**Problem to work on**
Please copy each line below that contains the string "sell".

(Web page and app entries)

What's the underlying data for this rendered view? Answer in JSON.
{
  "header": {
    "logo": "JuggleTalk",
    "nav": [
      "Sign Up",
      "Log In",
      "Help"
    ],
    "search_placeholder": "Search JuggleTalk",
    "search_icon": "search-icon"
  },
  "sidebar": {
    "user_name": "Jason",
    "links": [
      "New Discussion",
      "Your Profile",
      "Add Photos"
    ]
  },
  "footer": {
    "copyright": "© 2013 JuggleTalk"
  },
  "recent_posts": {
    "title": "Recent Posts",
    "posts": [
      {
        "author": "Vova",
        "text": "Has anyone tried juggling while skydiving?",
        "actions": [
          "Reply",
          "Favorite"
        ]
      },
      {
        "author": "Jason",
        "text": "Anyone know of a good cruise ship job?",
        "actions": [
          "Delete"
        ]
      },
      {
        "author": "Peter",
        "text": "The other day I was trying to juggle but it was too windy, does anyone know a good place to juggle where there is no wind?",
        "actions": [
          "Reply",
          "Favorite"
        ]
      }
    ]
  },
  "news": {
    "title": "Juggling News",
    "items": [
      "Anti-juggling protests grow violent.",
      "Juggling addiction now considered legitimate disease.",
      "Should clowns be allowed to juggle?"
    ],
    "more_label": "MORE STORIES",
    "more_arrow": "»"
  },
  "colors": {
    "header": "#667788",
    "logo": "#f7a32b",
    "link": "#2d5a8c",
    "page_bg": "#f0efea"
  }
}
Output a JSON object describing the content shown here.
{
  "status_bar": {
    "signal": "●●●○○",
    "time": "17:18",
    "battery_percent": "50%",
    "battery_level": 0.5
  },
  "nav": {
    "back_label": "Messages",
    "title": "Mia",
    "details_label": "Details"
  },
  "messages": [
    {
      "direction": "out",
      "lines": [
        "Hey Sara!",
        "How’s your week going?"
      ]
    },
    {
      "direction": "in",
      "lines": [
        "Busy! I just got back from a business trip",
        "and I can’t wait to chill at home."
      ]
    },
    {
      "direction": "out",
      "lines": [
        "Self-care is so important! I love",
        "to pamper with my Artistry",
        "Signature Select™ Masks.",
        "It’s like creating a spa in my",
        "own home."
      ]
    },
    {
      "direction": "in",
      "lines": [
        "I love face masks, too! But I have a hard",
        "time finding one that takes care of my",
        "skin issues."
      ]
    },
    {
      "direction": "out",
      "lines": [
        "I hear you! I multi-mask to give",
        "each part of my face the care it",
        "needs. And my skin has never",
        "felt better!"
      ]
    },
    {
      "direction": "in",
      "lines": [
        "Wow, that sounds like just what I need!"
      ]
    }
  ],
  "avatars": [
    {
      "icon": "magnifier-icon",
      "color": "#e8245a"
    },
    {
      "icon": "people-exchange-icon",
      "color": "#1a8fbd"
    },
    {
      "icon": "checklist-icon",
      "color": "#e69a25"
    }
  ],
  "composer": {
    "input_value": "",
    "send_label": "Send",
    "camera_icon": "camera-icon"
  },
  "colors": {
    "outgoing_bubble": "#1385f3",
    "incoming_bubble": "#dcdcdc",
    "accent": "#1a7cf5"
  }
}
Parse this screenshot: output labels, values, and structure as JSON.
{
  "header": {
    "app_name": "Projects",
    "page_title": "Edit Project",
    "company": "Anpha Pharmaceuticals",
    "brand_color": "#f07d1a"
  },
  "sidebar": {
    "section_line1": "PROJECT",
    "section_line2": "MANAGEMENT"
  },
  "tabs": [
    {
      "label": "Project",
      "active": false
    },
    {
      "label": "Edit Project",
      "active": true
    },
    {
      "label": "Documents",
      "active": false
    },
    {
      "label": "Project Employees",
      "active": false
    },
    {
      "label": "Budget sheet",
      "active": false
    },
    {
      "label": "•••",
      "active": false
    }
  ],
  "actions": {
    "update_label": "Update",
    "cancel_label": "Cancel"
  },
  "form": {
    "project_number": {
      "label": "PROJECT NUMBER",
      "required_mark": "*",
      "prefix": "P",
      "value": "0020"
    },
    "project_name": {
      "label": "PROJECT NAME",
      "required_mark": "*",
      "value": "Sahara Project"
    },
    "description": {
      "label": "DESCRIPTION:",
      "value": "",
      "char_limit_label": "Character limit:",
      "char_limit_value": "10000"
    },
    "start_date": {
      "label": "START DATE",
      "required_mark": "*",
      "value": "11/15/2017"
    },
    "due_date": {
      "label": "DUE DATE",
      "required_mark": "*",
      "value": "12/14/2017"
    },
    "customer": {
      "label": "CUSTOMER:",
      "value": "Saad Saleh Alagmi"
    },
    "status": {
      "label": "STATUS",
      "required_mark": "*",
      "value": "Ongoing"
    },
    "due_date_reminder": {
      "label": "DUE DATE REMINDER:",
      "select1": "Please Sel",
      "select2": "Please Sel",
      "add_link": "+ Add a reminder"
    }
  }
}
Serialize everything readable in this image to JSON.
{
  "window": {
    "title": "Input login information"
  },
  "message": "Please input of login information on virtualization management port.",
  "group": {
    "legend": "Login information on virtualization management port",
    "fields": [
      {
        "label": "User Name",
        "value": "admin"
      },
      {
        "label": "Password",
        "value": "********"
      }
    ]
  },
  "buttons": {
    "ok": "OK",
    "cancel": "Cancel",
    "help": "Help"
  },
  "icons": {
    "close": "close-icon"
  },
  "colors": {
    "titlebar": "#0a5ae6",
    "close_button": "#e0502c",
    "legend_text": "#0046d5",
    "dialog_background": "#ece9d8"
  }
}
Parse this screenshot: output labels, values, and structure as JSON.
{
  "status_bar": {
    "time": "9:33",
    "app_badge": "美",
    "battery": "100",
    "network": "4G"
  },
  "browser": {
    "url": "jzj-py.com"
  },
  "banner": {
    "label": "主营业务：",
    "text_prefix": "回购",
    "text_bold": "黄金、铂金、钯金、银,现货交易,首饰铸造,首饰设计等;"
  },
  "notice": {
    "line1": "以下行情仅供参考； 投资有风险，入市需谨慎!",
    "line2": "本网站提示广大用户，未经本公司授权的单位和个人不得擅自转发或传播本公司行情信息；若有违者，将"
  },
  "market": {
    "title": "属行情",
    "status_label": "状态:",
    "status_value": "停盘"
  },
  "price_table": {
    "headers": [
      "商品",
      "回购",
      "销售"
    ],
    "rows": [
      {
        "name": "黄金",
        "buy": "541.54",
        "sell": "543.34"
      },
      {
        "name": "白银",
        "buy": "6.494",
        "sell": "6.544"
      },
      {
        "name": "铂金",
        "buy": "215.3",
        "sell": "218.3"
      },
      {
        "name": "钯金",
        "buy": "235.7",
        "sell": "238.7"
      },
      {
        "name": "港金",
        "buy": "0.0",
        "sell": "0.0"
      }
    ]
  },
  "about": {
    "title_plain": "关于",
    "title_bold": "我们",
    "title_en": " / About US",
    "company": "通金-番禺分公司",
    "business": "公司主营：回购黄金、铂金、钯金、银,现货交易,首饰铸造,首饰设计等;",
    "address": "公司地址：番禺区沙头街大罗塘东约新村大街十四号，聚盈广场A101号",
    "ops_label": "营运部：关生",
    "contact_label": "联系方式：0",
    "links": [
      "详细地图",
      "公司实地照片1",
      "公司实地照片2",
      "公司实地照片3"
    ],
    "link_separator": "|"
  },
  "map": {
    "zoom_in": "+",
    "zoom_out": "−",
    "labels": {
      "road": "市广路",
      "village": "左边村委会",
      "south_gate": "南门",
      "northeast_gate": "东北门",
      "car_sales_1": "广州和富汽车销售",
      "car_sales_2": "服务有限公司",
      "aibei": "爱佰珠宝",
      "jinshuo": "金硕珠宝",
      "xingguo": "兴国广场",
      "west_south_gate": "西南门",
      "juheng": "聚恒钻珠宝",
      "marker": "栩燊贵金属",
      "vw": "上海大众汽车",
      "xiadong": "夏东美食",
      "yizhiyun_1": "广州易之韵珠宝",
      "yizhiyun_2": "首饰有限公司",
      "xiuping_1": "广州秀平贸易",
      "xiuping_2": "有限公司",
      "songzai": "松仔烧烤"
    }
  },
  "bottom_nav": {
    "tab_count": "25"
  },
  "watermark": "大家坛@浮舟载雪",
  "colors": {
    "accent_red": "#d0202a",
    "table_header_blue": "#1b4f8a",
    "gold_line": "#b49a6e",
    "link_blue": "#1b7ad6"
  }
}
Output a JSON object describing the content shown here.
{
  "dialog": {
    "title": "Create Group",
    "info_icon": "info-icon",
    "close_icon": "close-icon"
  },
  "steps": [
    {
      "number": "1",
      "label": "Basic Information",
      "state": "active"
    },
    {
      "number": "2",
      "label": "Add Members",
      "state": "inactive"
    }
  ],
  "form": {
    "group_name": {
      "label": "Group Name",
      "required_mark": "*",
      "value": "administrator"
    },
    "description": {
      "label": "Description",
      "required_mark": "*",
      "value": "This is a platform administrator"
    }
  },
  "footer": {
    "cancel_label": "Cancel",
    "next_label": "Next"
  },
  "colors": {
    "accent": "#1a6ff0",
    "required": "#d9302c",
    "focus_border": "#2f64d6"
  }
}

**Exercise response**
        "sell": "543.34"
        "sell": "6.544"
        "sell": "218.3"
        "sell": "238.7"
        "sell": "0.0"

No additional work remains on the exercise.